_Problem description_.
Copy each line from the listing below where the word "community" shows up.

══ Records for the exercise ══

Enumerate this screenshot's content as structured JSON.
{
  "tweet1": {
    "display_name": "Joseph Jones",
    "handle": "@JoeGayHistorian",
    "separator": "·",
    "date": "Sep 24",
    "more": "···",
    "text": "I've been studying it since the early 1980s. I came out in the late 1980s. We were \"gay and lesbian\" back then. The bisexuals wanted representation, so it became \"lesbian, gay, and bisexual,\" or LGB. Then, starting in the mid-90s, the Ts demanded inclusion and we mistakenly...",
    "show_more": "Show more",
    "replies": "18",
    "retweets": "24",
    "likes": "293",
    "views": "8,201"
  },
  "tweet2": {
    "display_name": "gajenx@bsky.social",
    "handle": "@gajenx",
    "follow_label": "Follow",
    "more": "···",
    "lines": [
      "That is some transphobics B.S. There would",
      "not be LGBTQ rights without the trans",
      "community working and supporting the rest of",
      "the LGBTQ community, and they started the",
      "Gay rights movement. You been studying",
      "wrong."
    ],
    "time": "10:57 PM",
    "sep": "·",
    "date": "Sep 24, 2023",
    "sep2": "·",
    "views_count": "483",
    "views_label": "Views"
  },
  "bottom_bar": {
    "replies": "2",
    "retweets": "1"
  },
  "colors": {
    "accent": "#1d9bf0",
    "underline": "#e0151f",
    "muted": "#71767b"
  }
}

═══

_Written solution_.
      "community working and supporting the rest of",
      "the LGBTQ community, and they started the",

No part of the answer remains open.